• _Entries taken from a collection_

☆ ☆ ☆ ☆

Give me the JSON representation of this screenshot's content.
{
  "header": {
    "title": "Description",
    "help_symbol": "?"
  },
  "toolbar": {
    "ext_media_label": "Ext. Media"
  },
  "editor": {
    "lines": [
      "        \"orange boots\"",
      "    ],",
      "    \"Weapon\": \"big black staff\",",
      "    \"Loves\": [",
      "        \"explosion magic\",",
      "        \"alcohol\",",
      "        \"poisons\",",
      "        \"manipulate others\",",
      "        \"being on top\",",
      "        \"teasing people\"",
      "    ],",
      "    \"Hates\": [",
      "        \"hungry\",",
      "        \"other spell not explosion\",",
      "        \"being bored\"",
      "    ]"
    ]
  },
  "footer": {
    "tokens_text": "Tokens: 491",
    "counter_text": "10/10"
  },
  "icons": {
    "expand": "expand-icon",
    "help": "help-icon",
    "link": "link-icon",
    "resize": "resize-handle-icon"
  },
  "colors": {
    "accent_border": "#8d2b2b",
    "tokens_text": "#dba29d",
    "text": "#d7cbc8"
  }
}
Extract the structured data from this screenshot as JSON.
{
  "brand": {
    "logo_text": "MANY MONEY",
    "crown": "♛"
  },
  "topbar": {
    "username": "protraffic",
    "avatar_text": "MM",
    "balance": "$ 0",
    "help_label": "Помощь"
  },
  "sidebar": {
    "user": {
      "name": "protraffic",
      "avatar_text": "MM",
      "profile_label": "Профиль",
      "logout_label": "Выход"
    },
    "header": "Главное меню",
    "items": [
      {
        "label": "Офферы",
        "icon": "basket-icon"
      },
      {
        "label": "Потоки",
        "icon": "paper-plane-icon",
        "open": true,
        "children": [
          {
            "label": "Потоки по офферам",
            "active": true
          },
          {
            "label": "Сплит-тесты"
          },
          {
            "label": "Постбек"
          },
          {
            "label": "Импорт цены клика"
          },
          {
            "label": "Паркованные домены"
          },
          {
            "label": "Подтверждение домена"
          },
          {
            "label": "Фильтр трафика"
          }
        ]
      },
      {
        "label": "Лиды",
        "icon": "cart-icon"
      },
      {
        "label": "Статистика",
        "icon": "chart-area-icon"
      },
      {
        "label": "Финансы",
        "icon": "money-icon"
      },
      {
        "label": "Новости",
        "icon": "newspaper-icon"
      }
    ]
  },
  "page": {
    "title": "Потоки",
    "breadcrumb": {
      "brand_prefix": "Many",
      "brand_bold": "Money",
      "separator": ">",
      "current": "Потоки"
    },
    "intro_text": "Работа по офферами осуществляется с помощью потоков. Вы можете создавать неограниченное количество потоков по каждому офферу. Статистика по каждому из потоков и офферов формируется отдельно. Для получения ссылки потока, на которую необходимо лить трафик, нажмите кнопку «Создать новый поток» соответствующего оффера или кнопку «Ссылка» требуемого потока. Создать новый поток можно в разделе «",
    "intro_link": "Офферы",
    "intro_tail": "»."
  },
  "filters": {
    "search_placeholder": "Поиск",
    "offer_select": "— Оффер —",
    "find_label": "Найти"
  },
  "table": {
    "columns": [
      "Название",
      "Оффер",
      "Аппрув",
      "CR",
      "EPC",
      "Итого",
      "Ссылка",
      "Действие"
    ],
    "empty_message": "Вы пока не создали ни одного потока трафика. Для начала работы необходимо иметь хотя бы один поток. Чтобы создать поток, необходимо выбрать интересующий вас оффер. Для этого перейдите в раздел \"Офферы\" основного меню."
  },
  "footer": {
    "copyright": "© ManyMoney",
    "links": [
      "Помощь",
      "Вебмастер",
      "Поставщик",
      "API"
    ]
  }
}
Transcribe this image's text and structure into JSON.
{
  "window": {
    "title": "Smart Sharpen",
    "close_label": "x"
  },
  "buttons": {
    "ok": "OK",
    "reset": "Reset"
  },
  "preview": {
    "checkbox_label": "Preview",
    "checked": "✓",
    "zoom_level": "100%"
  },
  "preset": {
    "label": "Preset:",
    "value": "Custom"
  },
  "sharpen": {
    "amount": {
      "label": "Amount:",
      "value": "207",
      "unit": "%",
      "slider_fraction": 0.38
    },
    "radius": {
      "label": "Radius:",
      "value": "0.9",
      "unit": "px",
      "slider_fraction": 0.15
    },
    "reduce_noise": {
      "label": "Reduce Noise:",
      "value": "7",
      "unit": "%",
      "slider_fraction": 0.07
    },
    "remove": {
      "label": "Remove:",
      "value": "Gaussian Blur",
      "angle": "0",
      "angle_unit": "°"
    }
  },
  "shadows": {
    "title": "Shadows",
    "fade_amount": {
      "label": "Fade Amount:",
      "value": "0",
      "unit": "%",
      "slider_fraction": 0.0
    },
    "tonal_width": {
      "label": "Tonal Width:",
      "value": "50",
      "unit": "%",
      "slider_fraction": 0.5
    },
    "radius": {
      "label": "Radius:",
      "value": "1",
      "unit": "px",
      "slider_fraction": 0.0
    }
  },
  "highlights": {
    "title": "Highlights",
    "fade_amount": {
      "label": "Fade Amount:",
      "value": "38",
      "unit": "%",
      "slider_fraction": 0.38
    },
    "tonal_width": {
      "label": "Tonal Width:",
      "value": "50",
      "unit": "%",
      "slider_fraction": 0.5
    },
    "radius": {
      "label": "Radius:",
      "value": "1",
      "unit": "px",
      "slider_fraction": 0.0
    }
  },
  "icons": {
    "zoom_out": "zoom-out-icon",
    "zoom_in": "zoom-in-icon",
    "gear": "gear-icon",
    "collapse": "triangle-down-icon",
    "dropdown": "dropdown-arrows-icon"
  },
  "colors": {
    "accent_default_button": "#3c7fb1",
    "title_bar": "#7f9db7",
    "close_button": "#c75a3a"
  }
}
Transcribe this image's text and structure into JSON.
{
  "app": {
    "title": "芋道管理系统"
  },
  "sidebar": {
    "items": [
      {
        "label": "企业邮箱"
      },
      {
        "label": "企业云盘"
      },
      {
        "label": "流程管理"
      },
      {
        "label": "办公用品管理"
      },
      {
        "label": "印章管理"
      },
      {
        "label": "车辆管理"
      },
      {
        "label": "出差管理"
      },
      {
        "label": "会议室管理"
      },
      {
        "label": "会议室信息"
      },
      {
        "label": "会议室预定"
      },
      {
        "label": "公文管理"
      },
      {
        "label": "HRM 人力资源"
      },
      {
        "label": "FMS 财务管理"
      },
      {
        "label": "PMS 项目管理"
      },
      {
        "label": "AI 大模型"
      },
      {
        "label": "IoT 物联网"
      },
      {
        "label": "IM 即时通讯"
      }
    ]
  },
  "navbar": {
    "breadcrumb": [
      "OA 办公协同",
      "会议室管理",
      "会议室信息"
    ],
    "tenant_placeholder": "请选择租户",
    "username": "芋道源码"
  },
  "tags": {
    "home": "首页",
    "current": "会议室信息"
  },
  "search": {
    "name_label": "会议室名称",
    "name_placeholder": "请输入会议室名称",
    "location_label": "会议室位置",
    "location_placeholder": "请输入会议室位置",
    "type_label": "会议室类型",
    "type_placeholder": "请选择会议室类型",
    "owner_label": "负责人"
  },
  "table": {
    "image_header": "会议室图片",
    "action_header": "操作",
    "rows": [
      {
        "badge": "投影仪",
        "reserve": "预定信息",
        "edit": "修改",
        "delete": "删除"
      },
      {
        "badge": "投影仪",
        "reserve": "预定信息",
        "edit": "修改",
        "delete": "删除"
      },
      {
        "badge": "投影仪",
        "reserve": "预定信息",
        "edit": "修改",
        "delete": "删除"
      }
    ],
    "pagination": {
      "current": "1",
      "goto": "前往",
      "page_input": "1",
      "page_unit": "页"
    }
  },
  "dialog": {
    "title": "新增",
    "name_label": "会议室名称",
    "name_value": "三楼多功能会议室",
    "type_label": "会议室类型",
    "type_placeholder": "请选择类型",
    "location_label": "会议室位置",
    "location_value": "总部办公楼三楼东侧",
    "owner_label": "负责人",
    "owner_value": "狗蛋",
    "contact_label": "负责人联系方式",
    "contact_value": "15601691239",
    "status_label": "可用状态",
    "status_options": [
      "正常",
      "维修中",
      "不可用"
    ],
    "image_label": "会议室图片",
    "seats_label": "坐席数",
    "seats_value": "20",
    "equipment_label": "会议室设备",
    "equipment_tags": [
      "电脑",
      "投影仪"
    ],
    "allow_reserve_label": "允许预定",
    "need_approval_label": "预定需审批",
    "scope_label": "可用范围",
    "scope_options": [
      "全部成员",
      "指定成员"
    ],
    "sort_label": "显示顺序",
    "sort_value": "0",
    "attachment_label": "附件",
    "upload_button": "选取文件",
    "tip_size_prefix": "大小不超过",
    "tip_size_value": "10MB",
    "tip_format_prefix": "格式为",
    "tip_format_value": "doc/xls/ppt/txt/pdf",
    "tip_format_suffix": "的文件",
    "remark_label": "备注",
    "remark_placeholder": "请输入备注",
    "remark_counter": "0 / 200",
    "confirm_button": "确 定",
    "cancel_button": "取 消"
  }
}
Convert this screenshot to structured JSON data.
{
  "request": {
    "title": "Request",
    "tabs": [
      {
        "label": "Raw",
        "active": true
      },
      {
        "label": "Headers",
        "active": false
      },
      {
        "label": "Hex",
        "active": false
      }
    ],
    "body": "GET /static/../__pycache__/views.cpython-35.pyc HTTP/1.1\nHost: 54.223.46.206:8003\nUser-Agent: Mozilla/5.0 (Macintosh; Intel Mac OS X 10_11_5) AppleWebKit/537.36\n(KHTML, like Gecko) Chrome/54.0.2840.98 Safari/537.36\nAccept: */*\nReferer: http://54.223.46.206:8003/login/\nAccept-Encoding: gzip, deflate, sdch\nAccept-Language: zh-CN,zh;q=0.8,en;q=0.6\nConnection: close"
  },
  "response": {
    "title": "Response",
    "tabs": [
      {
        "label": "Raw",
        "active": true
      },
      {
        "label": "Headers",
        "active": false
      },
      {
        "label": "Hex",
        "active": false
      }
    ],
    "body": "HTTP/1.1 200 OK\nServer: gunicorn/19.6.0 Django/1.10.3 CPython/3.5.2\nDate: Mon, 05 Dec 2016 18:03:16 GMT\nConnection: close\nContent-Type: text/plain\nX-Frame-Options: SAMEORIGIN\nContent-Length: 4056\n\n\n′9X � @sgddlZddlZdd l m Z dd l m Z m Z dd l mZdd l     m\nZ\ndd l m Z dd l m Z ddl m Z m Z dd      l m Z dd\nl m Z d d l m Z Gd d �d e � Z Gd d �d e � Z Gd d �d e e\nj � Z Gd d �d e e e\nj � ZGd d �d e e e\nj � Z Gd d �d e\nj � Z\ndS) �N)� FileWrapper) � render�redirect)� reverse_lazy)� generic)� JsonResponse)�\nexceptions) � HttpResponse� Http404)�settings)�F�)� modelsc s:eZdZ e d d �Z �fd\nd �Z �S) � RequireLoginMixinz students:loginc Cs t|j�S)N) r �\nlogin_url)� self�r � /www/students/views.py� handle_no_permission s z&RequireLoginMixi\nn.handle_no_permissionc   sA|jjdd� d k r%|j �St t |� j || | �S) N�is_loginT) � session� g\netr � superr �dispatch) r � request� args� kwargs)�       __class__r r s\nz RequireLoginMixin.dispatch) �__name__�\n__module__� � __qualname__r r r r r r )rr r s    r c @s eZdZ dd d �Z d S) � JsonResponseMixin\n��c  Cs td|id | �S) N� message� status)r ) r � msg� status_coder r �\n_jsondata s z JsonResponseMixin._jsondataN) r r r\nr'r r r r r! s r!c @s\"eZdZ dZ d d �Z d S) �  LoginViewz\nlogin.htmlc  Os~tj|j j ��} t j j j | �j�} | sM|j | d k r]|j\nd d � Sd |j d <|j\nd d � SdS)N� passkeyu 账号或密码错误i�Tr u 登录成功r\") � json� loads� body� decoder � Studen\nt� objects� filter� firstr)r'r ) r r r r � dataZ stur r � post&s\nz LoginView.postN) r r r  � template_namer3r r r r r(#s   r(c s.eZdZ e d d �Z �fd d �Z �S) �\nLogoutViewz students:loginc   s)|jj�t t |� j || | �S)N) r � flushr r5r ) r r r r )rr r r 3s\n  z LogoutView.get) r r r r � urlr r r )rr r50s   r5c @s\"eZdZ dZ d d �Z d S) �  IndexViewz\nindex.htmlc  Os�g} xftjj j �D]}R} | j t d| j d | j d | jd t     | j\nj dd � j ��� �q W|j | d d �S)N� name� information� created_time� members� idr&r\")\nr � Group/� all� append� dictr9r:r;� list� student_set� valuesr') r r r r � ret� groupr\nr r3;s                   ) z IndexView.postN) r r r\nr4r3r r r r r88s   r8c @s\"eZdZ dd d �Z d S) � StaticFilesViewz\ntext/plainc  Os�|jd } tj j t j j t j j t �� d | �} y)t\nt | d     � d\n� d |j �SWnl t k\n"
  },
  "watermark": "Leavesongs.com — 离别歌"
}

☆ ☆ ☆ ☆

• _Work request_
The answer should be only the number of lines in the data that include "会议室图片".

• _Your solution_
2